He always knew he was adopted and always wanted to find his birth parents. Three years ago, he initiated a search by calling the Georgia Department of Human Resources.
The search would have taken three weeks, he said. He backed out because he was afraid his parents wouldn't want to see him.
"I was like, if they want to find me, they'll find me. And that's what wound up happening," he said.
For years, Thompson talked about finding him -- to her husband, to Bush and his mother, and to anyone else who would listen.
"She called me every year on his birthday," Bush said. "We always called him Zachary, because that's the name we'd given him. She always said, 'I'm going to find him.' "
She worried about interfering with her son's life, though, especially if he had a great life.
This year, shortly before Pete's birthday on March 20, she felt a strong desire to find her son. She contacted the Georgia Department of Human Resources through ga-adoptionreunion.com and discovered that Pete had looked for her three years ago.
A representative from the department tried the phone number it had on file for him, but it was no longer his number. She called back later and told Thompson she had found Pete on Facebook, and she set up a time for the mother and son to talk by phone.
The call took place March 24.
"I was sitting at my desk, and I work at a probation office. All of my probation officer friends were standing around my desk like I was waiting on the lottery," she said. "Honey, when that phone rang, everybody was crying."
Even Pete, who was standing in a portable toilet while he talked with her because telephone calls are forbidden at his work.
"When I talked to him for the first time, I said, 'Eric?' and he said, 'Yeah?' and I said, 'This is your mom.' He said 'Hey, Mom.' And then we just started talking," Thompson said.
Pete said they talked for about 20 minutes and decided to meet that evening at Thompson's church, Hillcrest Baptist.
"It felt like a dream," Pete said. "I thought it would happen one day, but I still couldn't believe it."

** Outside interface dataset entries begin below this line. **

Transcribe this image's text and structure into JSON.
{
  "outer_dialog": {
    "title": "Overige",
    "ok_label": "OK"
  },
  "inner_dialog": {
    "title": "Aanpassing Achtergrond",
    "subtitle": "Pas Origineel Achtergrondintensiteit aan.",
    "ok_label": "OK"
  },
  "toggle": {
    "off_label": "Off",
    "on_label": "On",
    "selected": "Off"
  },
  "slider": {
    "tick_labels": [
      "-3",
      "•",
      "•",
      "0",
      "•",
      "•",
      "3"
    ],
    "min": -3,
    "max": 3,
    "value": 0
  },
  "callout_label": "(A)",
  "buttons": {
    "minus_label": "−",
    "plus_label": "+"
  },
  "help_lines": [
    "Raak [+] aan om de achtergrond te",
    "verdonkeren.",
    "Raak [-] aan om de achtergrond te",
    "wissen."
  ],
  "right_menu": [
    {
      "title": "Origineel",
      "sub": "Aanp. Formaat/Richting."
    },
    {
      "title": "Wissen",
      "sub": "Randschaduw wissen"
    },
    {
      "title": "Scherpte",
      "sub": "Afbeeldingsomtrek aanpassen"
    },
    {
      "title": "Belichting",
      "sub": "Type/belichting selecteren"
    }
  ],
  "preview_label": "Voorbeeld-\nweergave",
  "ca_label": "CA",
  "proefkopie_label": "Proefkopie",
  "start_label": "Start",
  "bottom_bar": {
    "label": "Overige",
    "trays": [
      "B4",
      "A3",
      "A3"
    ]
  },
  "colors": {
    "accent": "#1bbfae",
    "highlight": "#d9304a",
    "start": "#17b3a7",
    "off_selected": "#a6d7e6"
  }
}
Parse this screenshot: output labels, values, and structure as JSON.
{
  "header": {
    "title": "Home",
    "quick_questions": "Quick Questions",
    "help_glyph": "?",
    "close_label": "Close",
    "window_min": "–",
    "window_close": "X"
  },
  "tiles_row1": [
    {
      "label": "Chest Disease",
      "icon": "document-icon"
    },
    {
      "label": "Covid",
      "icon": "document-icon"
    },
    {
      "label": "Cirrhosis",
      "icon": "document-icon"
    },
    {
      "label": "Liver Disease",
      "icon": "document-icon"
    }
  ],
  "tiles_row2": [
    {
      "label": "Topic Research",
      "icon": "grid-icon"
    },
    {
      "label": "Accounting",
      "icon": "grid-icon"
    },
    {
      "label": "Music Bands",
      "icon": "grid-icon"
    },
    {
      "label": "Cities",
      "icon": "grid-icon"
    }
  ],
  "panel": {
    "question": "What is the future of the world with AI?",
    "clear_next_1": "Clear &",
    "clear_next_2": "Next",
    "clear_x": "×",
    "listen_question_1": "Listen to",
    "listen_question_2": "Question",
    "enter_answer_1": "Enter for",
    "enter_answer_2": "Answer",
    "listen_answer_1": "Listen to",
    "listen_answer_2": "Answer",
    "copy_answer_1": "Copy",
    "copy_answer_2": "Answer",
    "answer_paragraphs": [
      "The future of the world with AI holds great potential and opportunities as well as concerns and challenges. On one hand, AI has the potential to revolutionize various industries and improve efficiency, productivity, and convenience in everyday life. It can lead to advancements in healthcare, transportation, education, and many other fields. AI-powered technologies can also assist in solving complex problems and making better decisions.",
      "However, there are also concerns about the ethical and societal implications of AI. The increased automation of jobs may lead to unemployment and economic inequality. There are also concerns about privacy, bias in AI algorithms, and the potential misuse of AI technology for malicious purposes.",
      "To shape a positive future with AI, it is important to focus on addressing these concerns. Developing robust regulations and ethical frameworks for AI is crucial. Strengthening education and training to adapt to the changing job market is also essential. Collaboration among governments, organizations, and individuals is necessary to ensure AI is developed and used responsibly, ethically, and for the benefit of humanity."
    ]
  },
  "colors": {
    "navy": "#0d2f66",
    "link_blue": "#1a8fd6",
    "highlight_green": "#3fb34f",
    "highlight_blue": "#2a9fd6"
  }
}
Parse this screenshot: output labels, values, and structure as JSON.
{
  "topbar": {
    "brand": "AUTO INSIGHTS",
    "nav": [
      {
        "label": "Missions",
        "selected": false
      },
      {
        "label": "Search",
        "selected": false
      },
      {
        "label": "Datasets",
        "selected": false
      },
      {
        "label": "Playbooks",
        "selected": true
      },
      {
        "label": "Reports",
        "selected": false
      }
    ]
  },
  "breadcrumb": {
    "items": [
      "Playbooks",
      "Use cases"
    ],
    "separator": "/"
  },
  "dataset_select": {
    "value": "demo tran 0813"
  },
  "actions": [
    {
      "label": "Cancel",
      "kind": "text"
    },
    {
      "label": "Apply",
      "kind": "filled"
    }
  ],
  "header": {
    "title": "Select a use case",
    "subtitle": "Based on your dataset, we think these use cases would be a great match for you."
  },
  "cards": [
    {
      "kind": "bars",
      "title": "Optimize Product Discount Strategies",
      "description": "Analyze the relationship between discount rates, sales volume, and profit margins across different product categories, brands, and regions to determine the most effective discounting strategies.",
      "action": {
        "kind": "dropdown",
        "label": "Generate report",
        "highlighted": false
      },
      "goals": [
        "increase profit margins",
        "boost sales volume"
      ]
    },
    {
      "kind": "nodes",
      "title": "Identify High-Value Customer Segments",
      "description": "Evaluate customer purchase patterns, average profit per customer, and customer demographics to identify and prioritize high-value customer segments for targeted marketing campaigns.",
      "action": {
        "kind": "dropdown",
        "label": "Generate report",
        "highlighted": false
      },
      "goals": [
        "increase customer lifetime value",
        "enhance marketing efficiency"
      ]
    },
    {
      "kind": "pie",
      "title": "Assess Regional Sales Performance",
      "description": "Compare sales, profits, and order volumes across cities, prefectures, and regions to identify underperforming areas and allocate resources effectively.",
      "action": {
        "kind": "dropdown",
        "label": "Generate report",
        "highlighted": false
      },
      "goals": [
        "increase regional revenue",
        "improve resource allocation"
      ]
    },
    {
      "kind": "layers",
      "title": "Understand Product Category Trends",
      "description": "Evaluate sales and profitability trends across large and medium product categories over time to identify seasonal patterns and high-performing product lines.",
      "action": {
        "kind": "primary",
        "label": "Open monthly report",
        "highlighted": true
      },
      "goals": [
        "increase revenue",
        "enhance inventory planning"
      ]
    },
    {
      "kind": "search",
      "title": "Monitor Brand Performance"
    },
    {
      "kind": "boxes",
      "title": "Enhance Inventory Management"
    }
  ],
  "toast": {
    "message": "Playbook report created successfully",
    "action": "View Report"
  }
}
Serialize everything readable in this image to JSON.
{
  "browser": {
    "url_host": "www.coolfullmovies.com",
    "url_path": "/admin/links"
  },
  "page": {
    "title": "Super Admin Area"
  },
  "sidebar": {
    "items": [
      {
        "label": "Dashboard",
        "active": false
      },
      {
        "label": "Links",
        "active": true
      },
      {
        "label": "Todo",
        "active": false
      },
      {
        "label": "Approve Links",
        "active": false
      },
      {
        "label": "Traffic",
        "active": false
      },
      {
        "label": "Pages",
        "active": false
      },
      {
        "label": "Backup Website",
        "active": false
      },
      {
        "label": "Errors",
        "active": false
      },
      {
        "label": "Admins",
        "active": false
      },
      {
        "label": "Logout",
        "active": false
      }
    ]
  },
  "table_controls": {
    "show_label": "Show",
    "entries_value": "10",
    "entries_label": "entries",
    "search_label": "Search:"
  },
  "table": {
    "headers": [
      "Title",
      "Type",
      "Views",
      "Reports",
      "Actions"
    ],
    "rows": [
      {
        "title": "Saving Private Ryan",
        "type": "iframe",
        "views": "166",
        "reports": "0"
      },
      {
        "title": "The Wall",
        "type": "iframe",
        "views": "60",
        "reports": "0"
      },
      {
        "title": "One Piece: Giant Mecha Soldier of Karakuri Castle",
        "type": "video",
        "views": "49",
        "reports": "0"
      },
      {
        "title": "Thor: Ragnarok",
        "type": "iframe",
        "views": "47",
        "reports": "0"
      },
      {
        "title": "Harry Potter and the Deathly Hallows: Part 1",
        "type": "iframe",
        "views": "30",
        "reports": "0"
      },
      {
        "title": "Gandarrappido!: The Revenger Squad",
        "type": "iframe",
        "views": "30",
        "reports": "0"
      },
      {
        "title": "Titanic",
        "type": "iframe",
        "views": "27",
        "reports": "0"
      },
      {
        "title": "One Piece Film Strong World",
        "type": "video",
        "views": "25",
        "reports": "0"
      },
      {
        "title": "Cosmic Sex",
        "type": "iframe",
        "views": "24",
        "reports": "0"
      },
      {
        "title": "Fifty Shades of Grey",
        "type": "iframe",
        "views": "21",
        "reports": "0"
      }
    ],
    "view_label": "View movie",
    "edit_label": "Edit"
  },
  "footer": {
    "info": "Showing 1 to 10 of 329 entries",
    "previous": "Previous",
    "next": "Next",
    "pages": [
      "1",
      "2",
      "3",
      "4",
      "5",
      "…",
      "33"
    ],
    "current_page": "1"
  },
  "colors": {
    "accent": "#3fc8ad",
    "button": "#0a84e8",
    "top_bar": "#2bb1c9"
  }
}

A few days later, he met his father.
"I called him," Pete said. "He started crying. He was like, 'I've been waiting for this day.' "
Thompson and Pete visited Bush and his wife, Beverly, at Bush's home, and the father and son have spoken almost daily since.
"When I did see him, oh, wow," Bush said. "That took me for a loop. I'm still flipping out about it."
On Easter Sunday, Pete went to church with Thompson and her family.
Afterward, they gathered at the Thompson house for Easter dinner, along with Pete's children, Bush and his wife, and Thompson's mother, grandmother, siblings and their families.
Pete was a bit overwhelmed by the sheer number of family members.
Most of the faces around the Thompson table were white, an unsettling situation at first for Pete and Bush.
"I was scared of what people might say," Pete said. "Nobody said nothing. Everybody showed love. With the family I was raised by, I didn't really have a big family. It felt good. I felt loved."
They also celebrated Pete's birthday, which had been about two weeks before.
"I got to have his first birthday cake that I've never gotten to do before," Thompson said. "His favorite is chocolate, so I had baked the nicest, most chocolatest cake you can make."
She also made him his first Easter basket as her son, along with one for each of her grandchildren.
As mother, son and father spend time together (Pete sees each of them several times a week), they began to realize that their paths have nearly crossed many times over the years.
Thompson and Pete lived less than two miles apart while Pete was growing up. He and his adoptive mother lived on Henry Circle, and Thompson lived on Rocky Creek Road, both of which are off Wheeless Road on opposite sides of Deans Bridge Road.
Had Thompson taught kindergarten at Wheeless Road Elementary School for one more year, she would have known him. Her son enrolled the fall after she left.
Bush, who lived in Burke County near where Pete now lives, said they know a lot of the same people but never met each other.
"Everybody says he's a wonderful guy," Bush said.
For now, this new family is taking things day by day.
"He has his life, and I have mine. I'd like for it to be closer, but I've lost 26 years," Thompson said as tears filled her eyes. "All I can do is go forward now."